Task goal. Below are some records; work out how many of their lines contain "Russian" and give the number only.

[Entries from a dataset of interfaces]
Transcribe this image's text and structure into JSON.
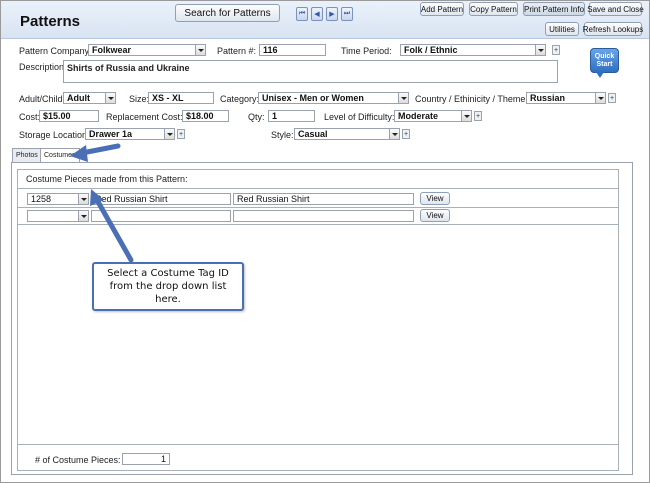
{
  "header": {
    "title": "Patterns",
    "search_label": "Search for Patterns",
    "nav": [
      "⏮",
      "◀",
      "▶",
      "⏭"
    ],
    "add_pattern": "Add Pattern",
    "copy_pattern": "Copy Pattern",
    "print_pattern_info": "Print Pattern Info",
    "save_and_close": "Save and Close",
    "utilities": "Utilities",
    "refresh_lookups": "Refresh Lookups"
  },
  "quick_start": "Quick Start",
  "form": {
    "pattern_company_label": "Pattern Company:",
    "pattern_company": "Folkwear",
    "pattern_num_label": "Pattern #:",
    "pattern_num": "116",
    "time_period_label": "Time Period:",
    "time_period": "Folk / Ethnic",
    "description_label": "Description:",
    "description": "Shirts of Russia and Ukraine",
    "adult_child_label": "Adult/Child",
    "adult_child": "Adult",
    "size_label": "Size:",
    "size": "XS - XL",
    "category_label": "Category:",
    "category": "Unisex - Men or Women",
    "country_label": "Country / Ethinicity / Theme:",
    "country": "Russian",
    "cost_label": "Cost:",
    "cost": "$15.00",
    "replacement_cost_label": "Replacement Cost:",
    "replacement_cost": "$18.00",
    "qty_label": "Qty:",
    "qty": "1",
    "difficulty_label": "Level of Difficulty:",
    "difficulty": "Moderate",
    "storage_label": "Storage Location:",
    "storage": "Drawer 1a",
    "style_label": "Style:",
    "style": "Casual"
  },
  "tabs": [
    {
      "label": "Photos"
    },
    {
      "label": "Costumes"
    }
  ],
  "costumes": {
    "heading": "Costume Pieces made from this Pattern:",
    "rows": [
      {
        "tag_id": "1258",
        "name": "Red Russian Shirt",
        "description": "Red Russian Shirt",
        "view_label": "View"
      },
      {
        "tag_id": "",
        "name": "",
        "description": "",
        "view_label": "View"
      }
    ],
    "count_label": "# of Costume Pieces:",
    "count": "1"
  },
  "callout_text": "Select a Costume Tag ID from the drop down list here.",
  "colors": {
    "accent": "#4a6fb5",
    "quick_start": "#2f6fc0"
  }
}
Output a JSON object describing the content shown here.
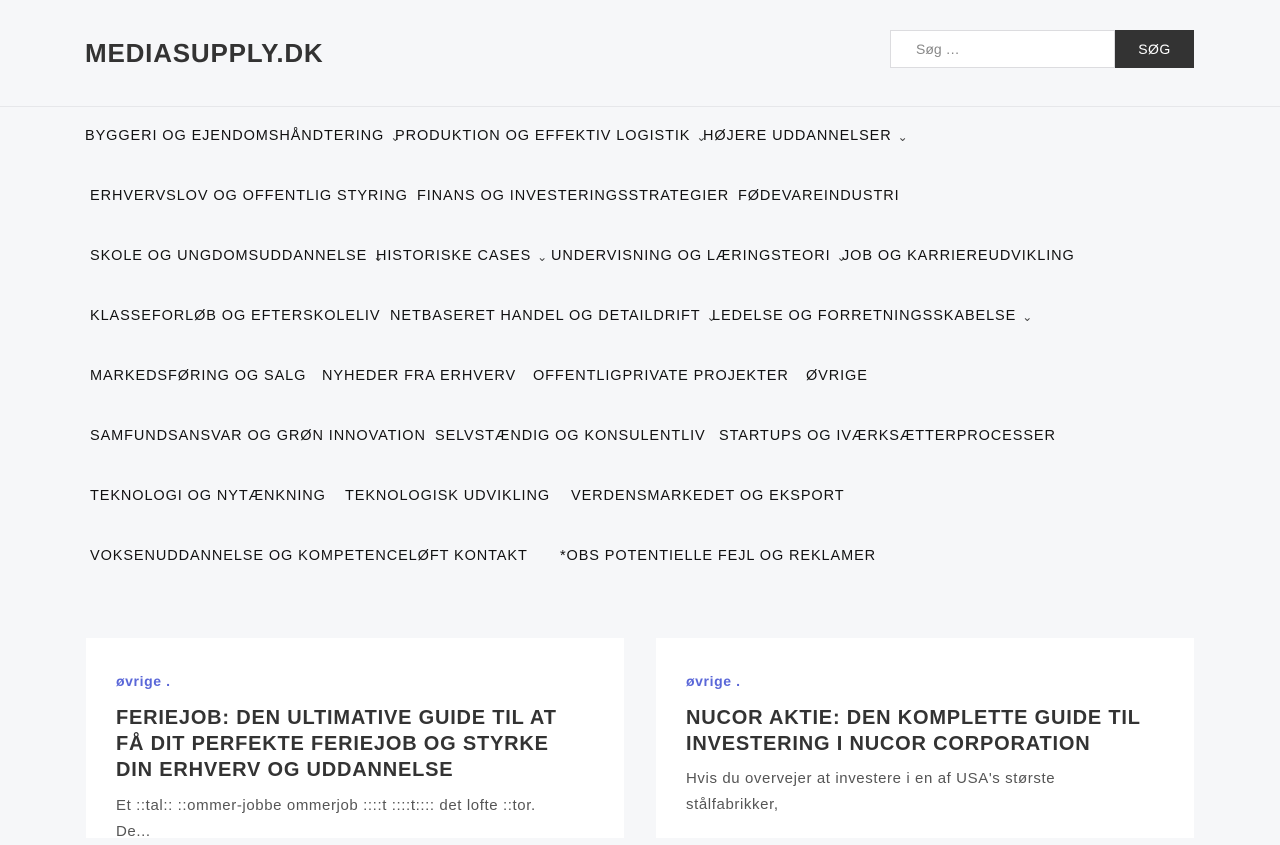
{
  "header": {
    "site_title": "MEDIASUPPLY.DK",
    "search_placeholder": "Søg …",
    "search_button": "SØG"
  },
  "nav": [
    {
      "label": "BYGGERI OG EJENDOMSHÅNDTERING",
      "has_submenu": true
    },
    {
      "label": "PRODUKTION OG EFFEKTIV LOGISTIK",
      "has_submenu": true
    },
    {
      "label": "HØJERE UDDANNELSER",
      "has_submenu": true
    },
    {
      "label": "ERHVERVSLOV OG OFFENTLIG STYRING",
      "has_submenu": false
    },
    {
      "label": "FINANS OG INVESTERINGSSTRATEGIER",
      "has_submenu": false
    },
    {
      "label": "FØDEVAREINDUSTRI",
      "has_submenu": false
    },
    {
      "label": "SKOLE OG UNGDOMSUDDANNELSE",
      "has_submenu": true
    },
    {
      "label": "HISTORISKE CASES",
      "has_submenu": true
    },
    {
      "label": "UNDERVISNING OG LÆRINGSTEORI",
      "has_submenu": true
    },
    {
      "label": "JOB OG KARRIEREUDVIKLING",
      "has_submenu": false
    },
    {
      "label": "KLASSEFORLØB OG EFTERSKOLELIV",
      "has_submenu": false
    },
    {
      "label": "NETBASERET HANDEL OG DETAILDRIFT",
      "has_submenu": true
    },
    {
      "label": "LEDELSE OG FORRETNINGSSKABELSE",
      "has_submenu": true
    },
    {
      "label": "MARKEDSFØRING OG SALG",
      "has_submenu": false
    },
    {
      "label": "NYHEDER FRA ERHVERV",
      "has_submenu": false
    },
    {
      "label": "OFFENTLIGPRIVATE PROJEKTER",
      "has_submenu": false
    },
    {
      "label": "ØVRIGE",
      "has_submenu": false
    },
    {
      "label": "SAMFUNDSANSVAR OG GRØN INNOVATION",
      "has_submenu": false
    },
    {
      "label": "SELVSTÆNDIG OG KONSULENTLIV",
      "has_submenu": false
    },
    {
      "label": "STARTUPS OG IVÆRKSÆTTERPROCESSER",
      "has_submenu": false
    },
    {
      "label": "TEKNOLOGI OG NYTÆNKNING",
      "has_submenu": false
    },
    {
      "label": "TEKNOLOGISK UDVIKLING",
      "has_submenu": false
    },
    {
      "label": "VERDENSMARKEDET OG EKSPORT",
      "has_submenu": false
    },
    {
      "label": "VOKSENUDDANNELSE OG KOMPETENCELØFT",
      "has_submenu": false
    },
    {
      "label": "KONTAKT",
      "has_submenu": false
    },
    {
      "label": "*OBS POTENTIELLE FEJL OG REKLAMER",
      "has_submenu": false
    }
  ],
  "posts": [
    {
      "category": "øvrige .",
      "title": "FERIEJOB: DEN ULTIMATIVE GUIDE TIL AT FÅ DIT PERFEKTE FERIEJOB OG STYRKE DIN ERHVERV OG UDDANNELSE",
      "excerpt": "Et ::tal:: ::ommer-jobbe ommerjob ::::t ::::t:::: det lofte ::tor. De..."
    },
    {
      "category": "øvrige .",
      "title": "NUCOR AKTIE: DEN KOMPLETTE GUIDE TIL INVESTERING I NUCOR CORPORATION",
      "excerpt": "Hvis du overvejer at investere i en af USA's største stålfabrikker,"
    }
  ],
  "colors": {
    "background": "#f6f7f9",
    "accent": "#5a67d8",
    "dark": "#333333"
  },
  "icons": {
    "submenu": "chevron-down-icon"
  }
}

Answer. 3